**WORK TO COMPLETE**. With no line omitted, restate the records below exactly as they appear.

**MATERIAL SHOWN**.

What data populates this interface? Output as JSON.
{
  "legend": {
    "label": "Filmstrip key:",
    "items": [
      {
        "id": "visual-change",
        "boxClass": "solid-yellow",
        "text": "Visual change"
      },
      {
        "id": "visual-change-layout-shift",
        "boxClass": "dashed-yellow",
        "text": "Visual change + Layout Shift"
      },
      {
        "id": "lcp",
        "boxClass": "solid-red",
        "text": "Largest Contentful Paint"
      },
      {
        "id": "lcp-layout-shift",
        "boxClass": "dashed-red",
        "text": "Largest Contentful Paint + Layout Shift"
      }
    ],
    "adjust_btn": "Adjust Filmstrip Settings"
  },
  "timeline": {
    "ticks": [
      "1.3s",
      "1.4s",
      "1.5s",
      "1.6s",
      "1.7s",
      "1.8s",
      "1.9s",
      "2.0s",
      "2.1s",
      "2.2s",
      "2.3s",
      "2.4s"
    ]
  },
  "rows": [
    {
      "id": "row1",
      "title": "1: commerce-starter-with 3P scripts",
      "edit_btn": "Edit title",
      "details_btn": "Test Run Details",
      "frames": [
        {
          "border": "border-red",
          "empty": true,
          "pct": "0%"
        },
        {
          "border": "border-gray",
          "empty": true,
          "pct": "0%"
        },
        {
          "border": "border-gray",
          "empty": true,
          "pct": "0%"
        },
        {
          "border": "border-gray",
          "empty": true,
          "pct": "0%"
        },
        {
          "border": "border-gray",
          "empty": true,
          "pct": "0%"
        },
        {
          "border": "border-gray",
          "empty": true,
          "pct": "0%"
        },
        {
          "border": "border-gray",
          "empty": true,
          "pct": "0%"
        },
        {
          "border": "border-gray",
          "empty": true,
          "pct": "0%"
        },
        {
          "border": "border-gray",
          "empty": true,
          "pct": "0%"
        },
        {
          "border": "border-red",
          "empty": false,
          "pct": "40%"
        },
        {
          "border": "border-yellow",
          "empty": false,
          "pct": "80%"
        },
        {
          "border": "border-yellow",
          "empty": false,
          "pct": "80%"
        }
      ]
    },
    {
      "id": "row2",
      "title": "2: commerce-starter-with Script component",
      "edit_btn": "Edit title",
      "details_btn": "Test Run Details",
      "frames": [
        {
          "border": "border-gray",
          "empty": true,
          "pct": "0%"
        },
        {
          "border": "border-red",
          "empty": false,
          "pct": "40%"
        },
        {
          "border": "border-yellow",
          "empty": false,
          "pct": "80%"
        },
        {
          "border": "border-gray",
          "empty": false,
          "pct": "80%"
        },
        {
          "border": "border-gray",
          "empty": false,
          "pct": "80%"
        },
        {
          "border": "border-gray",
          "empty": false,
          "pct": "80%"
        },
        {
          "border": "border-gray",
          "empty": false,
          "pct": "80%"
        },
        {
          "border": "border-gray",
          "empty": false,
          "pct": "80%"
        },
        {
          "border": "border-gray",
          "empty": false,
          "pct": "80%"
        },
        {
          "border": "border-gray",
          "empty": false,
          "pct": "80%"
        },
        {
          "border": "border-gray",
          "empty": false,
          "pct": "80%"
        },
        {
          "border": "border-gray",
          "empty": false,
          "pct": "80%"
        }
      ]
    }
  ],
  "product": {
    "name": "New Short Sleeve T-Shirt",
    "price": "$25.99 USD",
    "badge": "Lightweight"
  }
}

**TASK OUTPUT**.
What data populates this interface? Output as JSON.
{
  "legend": {
    "label": "Filmstrip key:",
    "items": [
      {
        "id": "visual-change",
        "boxClass": "solid-yellow",
        "text": "Visual change"
      },
      {
        "id": "visual-change-layout-shift",
        "boxClass": "dashed-yellow",
        "text": "Visual change + Layout Shift"
      },
      {
        "id": "lcp",
        "boxClass": "solid-red",
        "text": "Largest Contentful Paint"
      },
      {
        "id": "lcp-layout-shift",
        "boxClass": "dashed-red",
        "text": "Largest Contentful Paint + Layout Shift"
      }
    ],
    "adjust_btn": "Adjust Filmstrip Settings"
  },
  "timeline": {
    "ticks": [
      "1.3s",
      "1.4s",
      "1.5s",
      "1.6s",
      "1.7s",
      "1.8s",
      "1.9s",
      "2.0s",
      "2.1s",
      "2.2s",
      "2.3s",
      "2.4s"
    ]
  },
  "rows": [
    {
      "id": "row1",
      "title": "1: commerce-starter-with 3P scripts",
      "edit_btn": "Edit title",
      "details_btn": "Test Run Details",
      "frames": [
        {
          "border": "border-red",
          "empty": true,
          "pct": "0%"
        },
        {
          "border": "border-gray",
          "empty": true,
          "pct": "0%"
        },
        {
          "border": "border-gray",
          "empty": true,
          "pct": "0%"
        },
        {
          "border": "border-gray",
          "empty": true,
          "pct": "0%"
        },
        {
          "border": "border-gray",
          "empty": true,
          "pct": "0%"
        },
        {
          "border": "border-gray",
          "empty": true,
          "pct": "0%"
        },
        {
          "border": "border-gray",
          "empty": true,
          "pct": "0%"
        },
        {
          "border": "border-gray",
          "empty": true,
          "pct": "0%"
        },
        {
          "border": "border-gray",
          "empty": true,
          "pct": "0%"
        },
        {
          "border": "border-red",
          "empty": false,
          "pct": "40%"
        },
        {
          "border": "border-yellow",
          "empty": false,
          "pct": "80%"
        },
        {
          "border": "border-yellow",
          "empty": false,
          "pct": "80%"
        }
      ]
    },
    {
      "id": "row2",
      "title": "2: commerce-starter-with Script component",
      "edit_btn": "Edit title",
      "details_btn": "Test Run Details",
      "frames": [
        {
          "border": "border-gray",
          "empty": true,
          "pct": "0%"
        },
        {
          "border": "border-red",
          "empty": false,
          "pct": "40%"
        },
        {
          "border": "border-yellow",
          "empty": false,
          "pct": "80%"
        },
        {
          "border": "border-gray",
          "empty": false,
          "pct": "80%"
        },
        {
          "border": "border-gray",
          "empty": false,
          "pct": "80%"
        },
        {
          "border": "border-gray",
          "empty": false,
          "pct": "80%"
        },
        {
          "border": "border-gray",
          "empty": false,
          "pct": "80%"
        },
        {
          "border": "border-gray",
          "empty": false,
          "pct": "80%"
        },
        {
          "border": "border-gray",
          "empty": false,
          "pct": "80%"
        },
        {
          "border": "border-gray",
          "empty": false,
          "pct": "80%"
        },
        {
          "border": "border-gray",
          "empty": false,
          "pct": "80%"
        },
        {
          "border": "border-gray",
          "empty": false,
          "pct": "80%"
        }
      ]
    }
  ],
  "product": {
    "name": "New Short Sleeve T-Shirt",
    "price": "$25.99 USD",
    "badge": "Lightweight"
  }
}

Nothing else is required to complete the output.